This was the first practical way to play recorded music in your car and was invented by Bill Lear and developed in the 1960s by a diverse consortium including RCA Records and the Lear Jet Company.
A 4-track cartridge first appeared in the early 1960s and soon found favour at radio stations as jingles and advertisements could be set up on the tape loops so once they had been played they were all ready to go the next time. Players were soon developed for cars to exploit this new format.
4-track cartridges were rather clunky as they required you to push one of four buttons to move to the next part of the tape.
So the format was soon improved and called “8-track”, but not made backwards compatible with the earlier system.
Although called 8 tracks there were still only 4 “programmes” (presumably they now had the capacity to be in stereo) and at least they now played in sequence without too much button pressing.

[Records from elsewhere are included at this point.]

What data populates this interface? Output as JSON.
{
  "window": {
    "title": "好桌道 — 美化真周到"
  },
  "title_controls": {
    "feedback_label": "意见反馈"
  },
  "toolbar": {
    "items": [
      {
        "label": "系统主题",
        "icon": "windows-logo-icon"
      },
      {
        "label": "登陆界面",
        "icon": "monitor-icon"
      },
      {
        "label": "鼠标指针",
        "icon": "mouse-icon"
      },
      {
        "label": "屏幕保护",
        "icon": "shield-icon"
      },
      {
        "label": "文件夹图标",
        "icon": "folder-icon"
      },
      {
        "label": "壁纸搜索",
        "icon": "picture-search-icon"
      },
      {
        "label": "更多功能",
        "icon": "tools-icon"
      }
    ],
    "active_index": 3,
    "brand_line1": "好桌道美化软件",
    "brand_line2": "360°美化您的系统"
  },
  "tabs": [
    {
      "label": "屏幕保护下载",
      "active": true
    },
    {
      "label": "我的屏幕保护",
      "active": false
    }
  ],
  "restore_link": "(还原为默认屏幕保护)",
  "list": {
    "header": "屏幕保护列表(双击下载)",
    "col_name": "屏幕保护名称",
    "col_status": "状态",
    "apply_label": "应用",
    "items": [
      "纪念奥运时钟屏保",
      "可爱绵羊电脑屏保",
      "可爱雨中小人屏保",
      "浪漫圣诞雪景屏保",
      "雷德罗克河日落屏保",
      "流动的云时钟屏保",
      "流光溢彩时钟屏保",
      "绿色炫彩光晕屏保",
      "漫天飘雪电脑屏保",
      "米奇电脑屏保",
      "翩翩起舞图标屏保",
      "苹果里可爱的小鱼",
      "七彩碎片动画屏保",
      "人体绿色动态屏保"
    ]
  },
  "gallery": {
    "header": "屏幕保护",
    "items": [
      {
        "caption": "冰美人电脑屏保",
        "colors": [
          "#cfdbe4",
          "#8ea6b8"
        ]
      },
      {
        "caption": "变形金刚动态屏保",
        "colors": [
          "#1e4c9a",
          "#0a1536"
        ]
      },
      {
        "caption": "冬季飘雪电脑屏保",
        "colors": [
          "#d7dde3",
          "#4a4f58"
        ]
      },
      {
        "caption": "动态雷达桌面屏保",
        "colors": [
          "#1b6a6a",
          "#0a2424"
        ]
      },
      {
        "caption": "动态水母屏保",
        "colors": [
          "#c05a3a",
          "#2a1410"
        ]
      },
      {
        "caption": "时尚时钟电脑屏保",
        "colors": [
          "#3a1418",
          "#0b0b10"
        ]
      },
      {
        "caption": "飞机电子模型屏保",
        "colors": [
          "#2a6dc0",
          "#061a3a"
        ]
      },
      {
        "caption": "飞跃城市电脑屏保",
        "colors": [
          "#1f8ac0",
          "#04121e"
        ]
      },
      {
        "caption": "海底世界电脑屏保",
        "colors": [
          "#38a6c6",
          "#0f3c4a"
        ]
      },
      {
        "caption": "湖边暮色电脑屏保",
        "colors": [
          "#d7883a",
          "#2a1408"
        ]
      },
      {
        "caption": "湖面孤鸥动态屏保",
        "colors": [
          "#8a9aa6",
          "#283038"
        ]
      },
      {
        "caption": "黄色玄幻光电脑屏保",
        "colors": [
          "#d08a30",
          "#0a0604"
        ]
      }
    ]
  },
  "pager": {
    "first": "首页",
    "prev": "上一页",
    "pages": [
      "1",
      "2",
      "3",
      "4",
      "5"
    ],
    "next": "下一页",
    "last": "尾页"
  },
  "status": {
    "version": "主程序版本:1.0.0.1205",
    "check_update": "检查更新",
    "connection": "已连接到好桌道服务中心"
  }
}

Unfortunately, the tracks were too short to hold the album-side length rock compositions that were popular in the 70s prog-rock era.
By splitting two-sided LPs into four you often found a tune stopped halfway through as the tape moved over to the next track.
Just as you were getting lost in the music, it would fade out and chhkunk! . . . the deck would change tracks before continuing the music.
The best 8-track player was probably the early 70s Panasonic Dynamite 8 plastic portable player (pictured) in red, yellow or blue and shaped like a dynamite detonator. You had to push down the plunger to change tracks.
By the early 1980s, the 8-track was losing ground to the low-cost, less bulky cassette tape (which had the added advantage of offering superior sound quality).
The 8-track has since been consigned to decay in the back rooms of Salvation Army shops and basements everywhere.